The Archbishop of Salzburg came down to officiate at the high mass, and we were grateful to get seats, because it was standing room only. I liked the little bits that Rob translated for me: that the archbishop has considered the change in greeting from traditional "Grüss Gott" to the more modern "Hallo"; he likes to pretend that the kids are saying "hallelujah" to each other. And he blessed those who doubt, recognizing that it is an important thing, and prayed that they might someday like Thomas, the great doubter, be able to feel the marks in the hands and side and say, with him, "My Lord, My God." 
Then we rushed down to the pier where Gretl had gotten us reservations on the brand new Hallstatt boat. We hopped on board and pushed out a ways so that we could see the Archbishop lead the Corpus Christi procession.
In other places, the procession is done on land, carrying the Blessed Sacrament over fields and meadows lined by cut trees, but here, because of lack of space, the procession has been done out on the lake for about 400 years.
Instead, all of the boats are decorated with beech branches, and everyone out on the water follows the archbishop's boat around as he takes the Blessed Sacrament out over the water. In many places the volunteer firemen dress up and participate. Here, it was the firemen's association boat which pushed a large raft carrying the village band.
The boat in back with the arch (and what looks like a holy outhouse) is the Archbishop's boat. The little one in front is called a Fuhr, and they are the local boat, designed to carry heavy loads in shallow water.

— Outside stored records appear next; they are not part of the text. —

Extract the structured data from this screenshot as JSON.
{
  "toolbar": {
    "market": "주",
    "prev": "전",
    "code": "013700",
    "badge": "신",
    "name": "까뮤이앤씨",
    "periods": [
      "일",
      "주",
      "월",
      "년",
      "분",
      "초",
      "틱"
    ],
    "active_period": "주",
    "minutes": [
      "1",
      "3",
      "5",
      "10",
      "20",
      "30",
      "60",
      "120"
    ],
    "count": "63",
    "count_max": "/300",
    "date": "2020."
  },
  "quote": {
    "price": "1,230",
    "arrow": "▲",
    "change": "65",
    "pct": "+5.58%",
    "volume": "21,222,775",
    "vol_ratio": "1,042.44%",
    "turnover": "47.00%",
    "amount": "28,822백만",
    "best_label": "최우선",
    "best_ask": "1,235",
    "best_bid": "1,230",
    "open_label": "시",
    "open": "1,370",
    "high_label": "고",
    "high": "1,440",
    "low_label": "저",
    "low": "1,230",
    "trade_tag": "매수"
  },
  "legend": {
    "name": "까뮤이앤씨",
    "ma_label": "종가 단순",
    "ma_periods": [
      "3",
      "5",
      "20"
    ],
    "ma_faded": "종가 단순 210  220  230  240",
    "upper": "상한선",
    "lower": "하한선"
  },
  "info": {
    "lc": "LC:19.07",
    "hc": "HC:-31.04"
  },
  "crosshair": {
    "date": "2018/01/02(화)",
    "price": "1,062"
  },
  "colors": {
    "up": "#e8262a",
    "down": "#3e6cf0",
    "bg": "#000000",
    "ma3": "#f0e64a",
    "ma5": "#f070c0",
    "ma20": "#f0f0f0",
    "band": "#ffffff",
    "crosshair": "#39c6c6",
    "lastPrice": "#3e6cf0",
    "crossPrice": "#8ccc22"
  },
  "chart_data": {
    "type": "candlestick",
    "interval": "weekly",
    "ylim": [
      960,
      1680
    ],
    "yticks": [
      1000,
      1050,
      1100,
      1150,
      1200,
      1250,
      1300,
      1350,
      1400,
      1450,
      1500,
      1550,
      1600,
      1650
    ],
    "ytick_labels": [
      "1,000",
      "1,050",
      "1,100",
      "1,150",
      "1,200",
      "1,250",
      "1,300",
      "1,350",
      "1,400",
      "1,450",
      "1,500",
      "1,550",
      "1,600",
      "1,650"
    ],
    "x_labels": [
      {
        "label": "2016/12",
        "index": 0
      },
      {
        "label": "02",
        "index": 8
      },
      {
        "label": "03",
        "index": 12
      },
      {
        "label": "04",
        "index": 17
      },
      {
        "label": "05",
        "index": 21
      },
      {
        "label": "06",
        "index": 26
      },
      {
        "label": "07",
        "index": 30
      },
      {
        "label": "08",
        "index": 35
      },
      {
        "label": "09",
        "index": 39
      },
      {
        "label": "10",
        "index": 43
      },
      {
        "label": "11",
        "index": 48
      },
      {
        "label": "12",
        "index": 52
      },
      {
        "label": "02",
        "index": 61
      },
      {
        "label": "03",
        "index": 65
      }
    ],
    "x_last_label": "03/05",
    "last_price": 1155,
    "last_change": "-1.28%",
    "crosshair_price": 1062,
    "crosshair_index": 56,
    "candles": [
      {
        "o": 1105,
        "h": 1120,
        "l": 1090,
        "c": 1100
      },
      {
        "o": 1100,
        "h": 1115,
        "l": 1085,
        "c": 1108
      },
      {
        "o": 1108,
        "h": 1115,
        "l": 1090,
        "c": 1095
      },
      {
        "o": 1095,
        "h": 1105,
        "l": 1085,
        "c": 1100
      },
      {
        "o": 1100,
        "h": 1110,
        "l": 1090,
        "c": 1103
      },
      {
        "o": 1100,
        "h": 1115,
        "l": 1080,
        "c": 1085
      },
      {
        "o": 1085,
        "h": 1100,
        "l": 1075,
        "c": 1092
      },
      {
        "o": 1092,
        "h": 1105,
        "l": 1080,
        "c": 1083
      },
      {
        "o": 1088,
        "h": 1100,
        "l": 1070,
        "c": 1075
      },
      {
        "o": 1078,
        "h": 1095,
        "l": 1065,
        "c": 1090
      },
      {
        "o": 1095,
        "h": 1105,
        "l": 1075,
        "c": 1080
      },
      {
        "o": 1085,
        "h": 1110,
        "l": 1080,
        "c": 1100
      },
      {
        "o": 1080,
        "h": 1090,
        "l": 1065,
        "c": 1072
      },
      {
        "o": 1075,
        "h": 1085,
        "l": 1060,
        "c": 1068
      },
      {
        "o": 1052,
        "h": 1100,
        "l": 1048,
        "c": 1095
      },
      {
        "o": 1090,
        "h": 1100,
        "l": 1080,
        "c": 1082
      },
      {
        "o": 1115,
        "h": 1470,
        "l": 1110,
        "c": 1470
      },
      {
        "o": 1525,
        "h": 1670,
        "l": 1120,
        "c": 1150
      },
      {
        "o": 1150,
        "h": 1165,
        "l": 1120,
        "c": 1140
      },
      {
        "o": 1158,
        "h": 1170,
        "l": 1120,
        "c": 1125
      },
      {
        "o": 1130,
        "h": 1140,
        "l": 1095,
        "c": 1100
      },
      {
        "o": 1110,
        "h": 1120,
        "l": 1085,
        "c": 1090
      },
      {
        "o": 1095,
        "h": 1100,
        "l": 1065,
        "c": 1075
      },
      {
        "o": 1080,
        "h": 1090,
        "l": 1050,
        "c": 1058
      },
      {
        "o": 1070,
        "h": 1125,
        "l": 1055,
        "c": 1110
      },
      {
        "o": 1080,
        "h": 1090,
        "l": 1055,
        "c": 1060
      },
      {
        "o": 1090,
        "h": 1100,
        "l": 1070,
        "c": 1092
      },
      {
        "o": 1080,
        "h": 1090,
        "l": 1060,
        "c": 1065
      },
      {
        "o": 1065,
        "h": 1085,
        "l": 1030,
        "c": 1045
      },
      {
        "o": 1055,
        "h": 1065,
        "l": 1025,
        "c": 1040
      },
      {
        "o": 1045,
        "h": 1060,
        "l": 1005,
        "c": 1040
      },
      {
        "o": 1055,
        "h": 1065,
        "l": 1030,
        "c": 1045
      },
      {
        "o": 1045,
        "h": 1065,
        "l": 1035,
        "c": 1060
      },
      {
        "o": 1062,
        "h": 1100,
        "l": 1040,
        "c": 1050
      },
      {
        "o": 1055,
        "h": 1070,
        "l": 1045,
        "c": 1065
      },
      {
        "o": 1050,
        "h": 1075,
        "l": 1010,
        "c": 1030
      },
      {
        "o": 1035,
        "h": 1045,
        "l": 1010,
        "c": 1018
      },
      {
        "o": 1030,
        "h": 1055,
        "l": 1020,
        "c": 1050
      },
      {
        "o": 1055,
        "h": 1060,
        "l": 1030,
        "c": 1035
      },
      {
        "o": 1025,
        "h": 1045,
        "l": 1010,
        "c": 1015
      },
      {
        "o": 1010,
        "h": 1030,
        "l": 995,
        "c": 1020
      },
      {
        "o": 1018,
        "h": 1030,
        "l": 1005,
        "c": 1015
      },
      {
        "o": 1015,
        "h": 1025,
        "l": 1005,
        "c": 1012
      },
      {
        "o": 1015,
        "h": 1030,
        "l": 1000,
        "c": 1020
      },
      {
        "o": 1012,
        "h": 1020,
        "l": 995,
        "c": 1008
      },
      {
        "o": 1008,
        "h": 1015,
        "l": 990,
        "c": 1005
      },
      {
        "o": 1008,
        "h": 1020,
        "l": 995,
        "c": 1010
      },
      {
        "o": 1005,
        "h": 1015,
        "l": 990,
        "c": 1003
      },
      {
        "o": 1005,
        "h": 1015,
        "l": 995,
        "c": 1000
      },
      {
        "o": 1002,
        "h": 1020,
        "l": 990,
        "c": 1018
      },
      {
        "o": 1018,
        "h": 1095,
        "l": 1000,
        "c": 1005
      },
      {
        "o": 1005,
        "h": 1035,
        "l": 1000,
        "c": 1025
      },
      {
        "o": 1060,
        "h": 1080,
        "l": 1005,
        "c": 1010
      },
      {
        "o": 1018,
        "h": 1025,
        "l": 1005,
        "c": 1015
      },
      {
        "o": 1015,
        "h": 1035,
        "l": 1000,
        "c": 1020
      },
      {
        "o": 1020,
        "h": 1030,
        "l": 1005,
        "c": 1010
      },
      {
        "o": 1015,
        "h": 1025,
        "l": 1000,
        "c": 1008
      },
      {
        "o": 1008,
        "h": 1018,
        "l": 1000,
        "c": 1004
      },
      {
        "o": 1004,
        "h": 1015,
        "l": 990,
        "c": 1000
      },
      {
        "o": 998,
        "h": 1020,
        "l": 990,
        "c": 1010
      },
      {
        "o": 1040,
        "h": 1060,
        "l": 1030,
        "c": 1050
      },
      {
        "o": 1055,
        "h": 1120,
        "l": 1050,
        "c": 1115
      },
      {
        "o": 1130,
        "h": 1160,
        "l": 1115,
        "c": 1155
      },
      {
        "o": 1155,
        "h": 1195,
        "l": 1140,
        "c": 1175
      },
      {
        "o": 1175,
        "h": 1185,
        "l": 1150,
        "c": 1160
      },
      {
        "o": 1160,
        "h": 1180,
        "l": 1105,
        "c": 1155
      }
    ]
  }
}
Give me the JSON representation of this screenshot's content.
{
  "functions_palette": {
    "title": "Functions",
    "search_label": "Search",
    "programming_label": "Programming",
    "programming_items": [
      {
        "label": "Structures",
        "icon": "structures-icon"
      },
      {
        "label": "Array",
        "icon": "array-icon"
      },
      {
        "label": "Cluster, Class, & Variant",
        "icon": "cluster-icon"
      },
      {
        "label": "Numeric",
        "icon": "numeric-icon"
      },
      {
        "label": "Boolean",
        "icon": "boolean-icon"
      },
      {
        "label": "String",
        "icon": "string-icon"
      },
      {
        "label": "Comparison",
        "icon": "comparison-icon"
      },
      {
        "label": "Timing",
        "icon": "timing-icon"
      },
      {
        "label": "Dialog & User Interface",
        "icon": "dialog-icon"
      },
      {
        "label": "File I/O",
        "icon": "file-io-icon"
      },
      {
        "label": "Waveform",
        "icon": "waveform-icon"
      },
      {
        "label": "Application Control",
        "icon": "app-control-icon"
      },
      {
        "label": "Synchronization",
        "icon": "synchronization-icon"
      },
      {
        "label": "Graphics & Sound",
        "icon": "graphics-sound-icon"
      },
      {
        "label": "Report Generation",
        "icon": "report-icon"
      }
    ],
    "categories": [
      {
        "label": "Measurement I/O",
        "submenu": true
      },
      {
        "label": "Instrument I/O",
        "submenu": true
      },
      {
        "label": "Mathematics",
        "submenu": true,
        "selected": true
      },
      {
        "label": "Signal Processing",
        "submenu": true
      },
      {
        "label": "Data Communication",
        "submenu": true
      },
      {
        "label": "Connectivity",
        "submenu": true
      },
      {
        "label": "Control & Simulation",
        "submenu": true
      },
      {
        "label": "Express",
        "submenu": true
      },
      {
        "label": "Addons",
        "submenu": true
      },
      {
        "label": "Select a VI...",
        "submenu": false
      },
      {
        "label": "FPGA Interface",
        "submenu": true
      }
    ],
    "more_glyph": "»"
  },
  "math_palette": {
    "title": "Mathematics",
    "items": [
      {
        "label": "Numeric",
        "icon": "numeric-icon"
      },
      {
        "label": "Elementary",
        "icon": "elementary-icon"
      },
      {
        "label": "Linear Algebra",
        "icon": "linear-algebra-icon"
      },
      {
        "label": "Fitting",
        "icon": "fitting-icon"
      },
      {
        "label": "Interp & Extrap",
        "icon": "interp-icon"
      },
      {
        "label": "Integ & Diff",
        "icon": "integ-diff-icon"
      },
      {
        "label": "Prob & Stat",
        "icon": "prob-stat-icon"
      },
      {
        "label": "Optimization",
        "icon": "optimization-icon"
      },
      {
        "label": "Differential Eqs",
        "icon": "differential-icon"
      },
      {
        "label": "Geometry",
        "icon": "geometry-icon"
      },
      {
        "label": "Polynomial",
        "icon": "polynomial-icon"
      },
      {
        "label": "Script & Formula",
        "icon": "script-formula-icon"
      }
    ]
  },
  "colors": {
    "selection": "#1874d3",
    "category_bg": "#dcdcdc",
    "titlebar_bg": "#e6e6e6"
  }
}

[click to enlarge] And this gives you more of an idea of the whole scene. It was yet another sublimely picturesque event at Hallstatt. So mark your calendars for the Thursday after Trinity Sunday and make it a point to come!